[Dataset rows for apps and sites]
━━━━━━━━━━
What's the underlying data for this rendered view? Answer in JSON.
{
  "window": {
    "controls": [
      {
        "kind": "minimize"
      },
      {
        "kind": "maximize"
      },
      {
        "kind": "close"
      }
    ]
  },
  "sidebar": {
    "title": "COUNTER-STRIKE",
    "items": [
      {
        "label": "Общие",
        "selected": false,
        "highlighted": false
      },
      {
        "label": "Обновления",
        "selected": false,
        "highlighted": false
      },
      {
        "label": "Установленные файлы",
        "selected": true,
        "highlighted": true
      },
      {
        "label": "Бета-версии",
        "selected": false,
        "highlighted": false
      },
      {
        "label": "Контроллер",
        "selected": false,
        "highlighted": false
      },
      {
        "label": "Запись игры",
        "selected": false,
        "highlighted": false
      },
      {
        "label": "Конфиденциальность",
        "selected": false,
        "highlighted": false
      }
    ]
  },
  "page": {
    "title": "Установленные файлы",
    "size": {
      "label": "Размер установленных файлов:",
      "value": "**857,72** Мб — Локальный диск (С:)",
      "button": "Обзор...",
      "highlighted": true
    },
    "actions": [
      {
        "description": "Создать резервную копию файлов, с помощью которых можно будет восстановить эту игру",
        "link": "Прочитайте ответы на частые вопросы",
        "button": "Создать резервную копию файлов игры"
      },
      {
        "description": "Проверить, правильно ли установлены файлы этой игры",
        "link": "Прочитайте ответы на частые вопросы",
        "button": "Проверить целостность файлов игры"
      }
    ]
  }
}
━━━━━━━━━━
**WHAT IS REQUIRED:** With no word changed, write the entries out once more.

**RESULT:**
What's the underlying data for this rendered view? Answer in JSON.
{
  "window": {
    "controls": [
      {
        "kind": "minimize"
      },
      {
        "kind": "maximize"
      },
      {
        "kind": "close"
      }
    ]
  },
  "sidebar": {
    "title": "COUNTER-STRIKE",
    "items": [
      {
        "label": "Общие",
        "selected": false,
        "highlighted": false
      },
      {
        "label": "Обновления",
        "selected": false,
        "highlighted": false
      },
      {
        "label": "Установленные файлы",
        "selected": true,
        "highlighted": true
      },
      {
        "label": "Бета-версии",
        "selected": false,
        "highlighted": false
      },
      {
        "label": "Контроллер",
        "selected": false,
        "highlighted": false
      },
      {
        "label": "Запись игры",
        "selected": false,
        "highlighted": false
      },
      {
        "label": "Конфиденциальность",
        "selected": false,
        "highlighted": false
      }
    ]
  },
  "page": {
    "title": "Установленные файлы",
    "size": {
      "label": "Размер установленных файлов:",
      "value": "**857,72** Мб — Локальный диск (С:)",
      "button": "Обзор...",
      "highlighted": true
    },
    "actions": [
      {
        "description": "Создать резервную копию файлов, с помощью которых можно будет восстановить эту игру",
        "link": "Прочитайте ответы на частые вопросы",
        "button": "Создать резервную копию файлов игры"
      },
      {
        "description": "Проверить, правильно ли установлены файлы этой игры",
        "link": "Прочитайте ответы на частые вопросы",
        "button": "Проверить целостность файлов игры"
      }
    ]
  }
}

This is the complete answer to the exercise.